Child trafficking is one of the most egregious violations of children’s rights and well-being. In 2014, the Global Alliance for Behavioral Health and Social Justice formed a task force to focus on the issue. After completing two comprehensive reviews and consultations with experts in the field, the task force identified the need for a coherent framework, which conceptualized the primary prevention of child trafficking, which includes children vulnerable to being trafficked and becoming traffickers. This article describes the process undertaken to develop the primary prevention framework, an innovative, aspirational plan for communities to be absent of trafficking. It describes the framework in detail, including the theories that underlie it and the principles that guide it. The framework’s flexibility is evident in its application to such worldwide challenges as racism, inequities, and a pandemic. Although the full consequences of the impact of the COVID-19 pandemic on children are not yet known, this article describes certain trends, which have been identified and discusses critical lessons for applying a dynamic framework, as global disruptors will continue. The article ends with examples of how the framework could be implemented by all stakeholders in the community, to address the primary prevention of child trafficking in both the physical and the virtual world.

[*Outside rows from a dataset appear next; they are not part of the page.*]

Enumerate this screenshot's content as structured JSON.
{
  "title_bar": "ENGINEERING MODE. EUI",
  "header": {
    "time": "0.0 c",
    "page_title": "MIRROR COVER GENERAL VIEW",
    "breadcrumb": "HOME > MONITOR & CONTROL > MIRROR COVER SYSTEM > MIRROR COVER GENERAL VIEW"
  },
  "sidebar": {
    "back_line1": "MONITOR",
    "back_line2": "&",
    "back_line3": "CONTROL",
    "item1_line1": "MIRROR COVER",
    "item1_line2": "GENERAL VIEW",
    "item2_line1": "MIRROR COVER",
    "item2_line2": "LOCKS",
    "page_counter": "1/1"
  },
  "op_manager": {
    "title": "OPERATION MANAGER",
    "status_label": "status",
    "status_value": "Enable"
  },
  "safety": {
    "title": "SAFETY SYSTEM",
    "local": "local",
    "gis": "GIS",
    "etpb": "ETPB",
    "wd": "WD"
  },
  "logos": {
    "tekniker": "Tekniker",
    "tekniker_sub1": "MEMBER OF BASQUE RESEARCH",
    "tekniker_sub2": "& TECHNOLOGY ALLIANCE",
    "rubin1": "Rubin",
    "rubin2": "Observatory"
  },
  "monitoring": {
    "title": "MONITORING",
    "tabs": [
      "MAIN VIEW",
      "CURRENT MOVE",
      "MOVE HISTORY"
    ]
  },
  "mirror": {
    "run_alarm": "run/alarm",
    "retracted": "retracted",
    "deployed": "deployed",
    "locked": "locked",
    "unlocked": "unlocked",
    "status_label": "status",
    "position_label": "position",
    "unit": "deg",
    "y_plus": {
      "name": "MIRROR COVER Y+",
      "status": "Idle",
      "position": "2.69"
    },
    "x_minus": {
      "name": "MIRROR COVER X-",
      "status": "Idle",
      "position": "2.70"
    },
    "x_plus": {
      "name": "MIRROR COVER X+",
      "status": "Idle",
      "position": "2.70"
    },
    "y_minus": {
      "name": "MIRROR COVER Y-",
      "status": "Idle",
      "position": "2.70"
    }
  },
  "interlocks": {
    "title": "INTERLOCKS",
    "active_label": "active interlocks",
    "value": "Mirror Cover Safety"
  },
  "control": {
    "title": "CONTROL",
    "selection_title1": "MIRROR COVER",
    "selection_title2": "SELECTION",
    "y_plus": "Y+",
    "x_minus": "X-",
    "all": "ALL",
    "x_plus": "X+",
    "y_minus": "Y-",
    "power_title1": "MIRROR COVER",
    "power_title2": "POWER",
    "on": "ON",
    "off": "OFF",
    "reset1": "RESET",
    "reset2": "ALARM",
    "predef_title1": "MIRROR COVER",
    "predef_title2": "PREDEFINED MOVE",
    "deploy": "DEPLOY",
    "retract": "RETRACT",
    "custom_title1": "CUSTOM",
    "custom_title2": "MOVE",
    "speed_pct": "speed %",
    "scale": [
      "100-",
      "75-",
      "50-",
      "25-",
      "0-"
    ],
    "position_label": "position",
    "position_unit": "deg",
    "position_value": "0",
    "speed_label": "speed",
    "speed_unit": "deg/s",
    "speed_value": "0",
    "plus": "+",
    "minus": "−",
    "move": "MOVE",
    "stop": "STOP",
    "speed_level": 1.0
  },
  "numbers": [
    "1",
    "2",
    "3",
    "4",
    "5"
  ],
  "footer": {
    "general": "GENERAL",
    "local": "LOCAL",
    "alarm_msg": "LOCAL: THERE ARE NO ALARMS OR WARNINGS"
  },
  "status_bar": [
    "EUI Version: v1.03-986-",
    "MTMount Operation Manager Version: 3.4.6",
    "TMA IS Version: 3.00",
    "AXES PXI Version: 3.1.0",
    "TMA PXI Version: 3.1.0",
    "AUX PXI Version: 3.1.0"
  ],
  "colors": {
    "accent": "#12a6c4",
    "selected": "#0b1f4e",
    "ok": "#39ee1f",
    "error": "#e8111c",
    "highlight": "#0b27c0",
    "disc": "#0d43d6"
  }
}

Photo by Hans-Peter Gauster on Unsplash
Why is it important?
Child trafficking is one of the most egregious violations of children’s rights and well-being. Although it is difficult to estimate the number of children involved, its pervasiveness is indisputable. The development of this primary prevention framework offers a comprehensive way to utilize community strengths and resources to prevent child trafficking in all its forms.
Read the Original
This page is a summary of: Rethinking primary prevention of child trafficking: Recommendations from the Human Trafficking Task Force of the Global Alliance for Behavioral Health and Social Justice., American Journal of Orthopsychiatry, June 2022, American Psychological Association (APA), DOI: 10.1037/ort0000632.
You can read the full text:
The following have contributed to this page